The house of tradeswoman Gulda Byutner, 1911 (12, Bolshaya Manezhnaya Street)
The house built in Art Nouveau style upon the design project of industrial engineer Mikhaylov is not in its best shape – it is awaiting capital repairs. On the brick wall by the entrance there is graffiti drawn by an unknown author. The building’s décor has almost been lost over the years, but the canopy and the balcony grating still remain. The upper part of the cornice is decorated with a leaf ornament.
The house of Medvedeva, 1914 (37, Pomyalovsky Street)
The two-storey building with a brick bottom and wooden top is a typical example of mansion development in Voronezh of the turn of the XX century. In the 1910s the mansion used to belong to wife of court counselor Maria Medvedeva.
– At that time there was a law according to which the ground floors of two-storey buildings had to be made of bricks. It is related to fire safety. But the second floor was what the owners could save their money on – they built it from wood because it was cheaper, - Anton Pozdnukhov noted.
The building has withstood the ravages of time. Brackets decorated with little rings in ancient Russian style are what has remained of the canopy.
The shape of the brackets that upheld the cornice indicates that there used to be a balcony over them. What reminds of it today are pieces of old rails which have their own history.
– The railroad in Voronezh was originally built from English rails. In late XIX century the tracks had been replaced. After the repairs, local residents used the tracks construction material for fortifying balconies or making flights of stairs. The rail tracks used for attaching stairs can be found in Chizhovsky Barracks. Moreover, they were used for strengthening poles. Such a pole can be found at the intersection of 20th Anniversary of VLKSM Street and Pyatnitsky Street, - Anton Pozdnukhov added.
The house of bourgeois Miller, 1916 (5, Pravaya Sukonovka Street)
The house built in Art Nouveau style still has its décor remaining: columns, narrow strip-like windows and moldings over the entrance. The door is original too – long and big. One of the brackets of the cornice is still decorated with a rose.

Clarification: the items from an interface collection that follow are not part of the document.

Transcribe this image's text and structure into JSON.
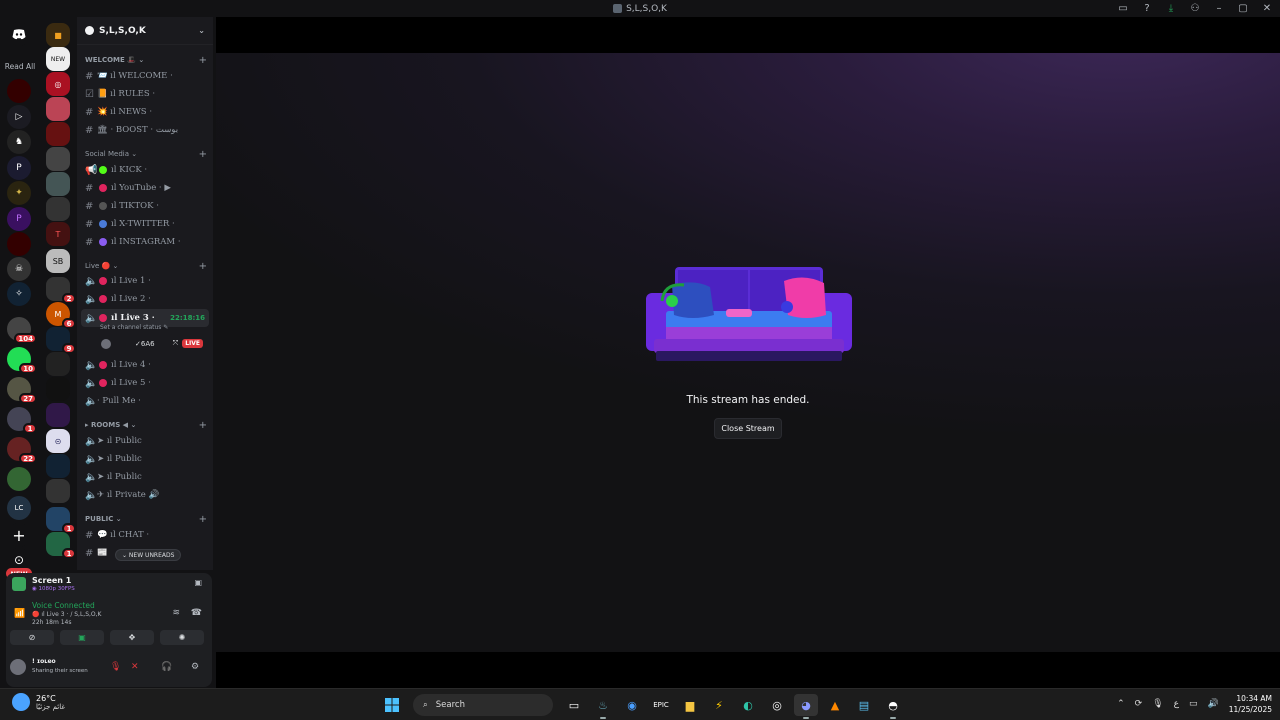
{
  "window": {
    "title": "S,L,S,O,K"
  },
  "rail": {
    "read_all": "Read All",
    "new_label": "NEW",
    "badges": [
      "104",
      "10",
      "27",
      "1",
      "22",
      "LC",
      "2",
      "6",
      "9",
      "1",
      "1"
    ]
  },
  "server": {
    "name": "S,L,S,O,K"
  },
  "categories": {
    "welcome": "WELCOME 🎩 ⌄",
    "social": "Social Media ⌄",
    "live": "Live 🔴 ⌄",
    "rooms": "▸ ROOMS ◀ ⌄",
    "public": "PUBLIC ⌄"
  },
  "channels": {
    "welcome": "📨 ıl WELCOME ·",
    "rules": "📙 ıl RULES ·",
    "news": "💥 ıl NEWS ·",
    "boost": "🏛 · BOOST · بوست",
    "kick": "ıl KICK ·",
    "youtube": "ıl YouTube · ▶",
    "tiktok": "ıl TIKTOK ·",
    "twitter": "ıl X-TWITTER ·",
    "instagram": "ıl INSTAGRAM ·",
    "live1": "ıl Live 1 ·",
    "live2": "ıl Live 2 ·",
    "live3": "ıl Live 3 ·",
    "live3_time": "22:18:16",
    "live3_status": "Set a channel status ✎",
    "live4": "ıl Live 4 ·",
    "live5": "ıl Live 5 ·",
    "pullme": "· Pull Me ·",
    "public1": "➤ ıl Public",
    "public2": "➤ ıl Public",
    "public3": "➤ ıl Public",
    "private": "✈ ıl Private 🔊",
    "chat": "💬 ıl CHAT ·",
    "extra": "📰"
  },
  "voice_user": {
    "name": "✓6A6",
    "live": "LIVE"
  },
  "new_unreads": "⌄ NEW UNREADS",
  "panel": {
    "screen_title": "Screen 1",
    "screen_sub": "◉ 1080p 30FPS",
    "voice_connected": "Voice Connected",
    "voice_channel": "🔴 ıl Live 3 · / S,L,S,O,K",
    "elapsed": "22h 18m 14s",
    "user_name": "! ɪoʟeo",
    "user_status": "Sharing their screen"
  },
  "stream": {
    "ended_text": "This stream has ended.",
    "close_label": "Close Stream"
  },
  "taskbar": {
    "temp": "26°C",
    "weather_desc": "غائم جزئيًا",
    "search_label": "Search",
    "time": "10:34 AM",
    "date": "11/25/2025",
    "lang": "ع"
  },
  "colors": {
    "live_red": "#da373c",
    "voice_green": "#23a55a",
    "kick_green": "#53fc18",
    "accent_purple": "#a970f0"
  }
}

The wooden house (13, Durova Street)
This old wooden house of rich green color is inhabited. No one knows for sure when it was built and who the first owner was. According to Anton Pozdnukhov, the house was built in early XX century. It still has its original cornice the anchors of which are made of rings.
The apothecary warehouse, 1913 (41, Kommunarov Street)
This unremarkable brick building is a former apothecary warehouse of a military agency. The riveted cornice over the entrance is made in Art Nouveau style. The original glass remains above the door.
– One would think it’s a maintenance building with a simply technical and practical function. Nowadays no architect would have decided to decorate it. But architects of the past had a completely different attitude to their profession, so they tried to make even such technical buildings beautiful, - Anton Pozdnukhov noted.
The tenement building of peasant Firyupkin, 1915 (39, Baumansky Alley)
Prosperous peasant Konstantin Firyupkin was one of the organizers of drapery cooperative “Commodity Warehouse, the Company of K. Firyupkin, P. Shibaev and A. Kulbatsky”. As he became wealthy, he didn’t rush to but a title – he remained a peasant.
The Art Nouveau building still has its unusual canopy, balcony fencing and a window with hexagon-shaped glass blocks widely known as “moon stones”. In late XIX century, the glass bricks invented by Swiss engineer and architect Gustave Falconnier became commonly used all over Europe as window décor. This building has the only remaining “moon stones” in Voronezh. Local historians consider them the oldest glass in the city.
The tenement building of Manuylov, the 1910s (3, Dzerzhinsky Street)
The house is built in neoclassicism style, but its metal brackets of the canopy over the entrance and balcony fencing are decorated in Art Nouveau style. The décor consists of wreaths and garlands.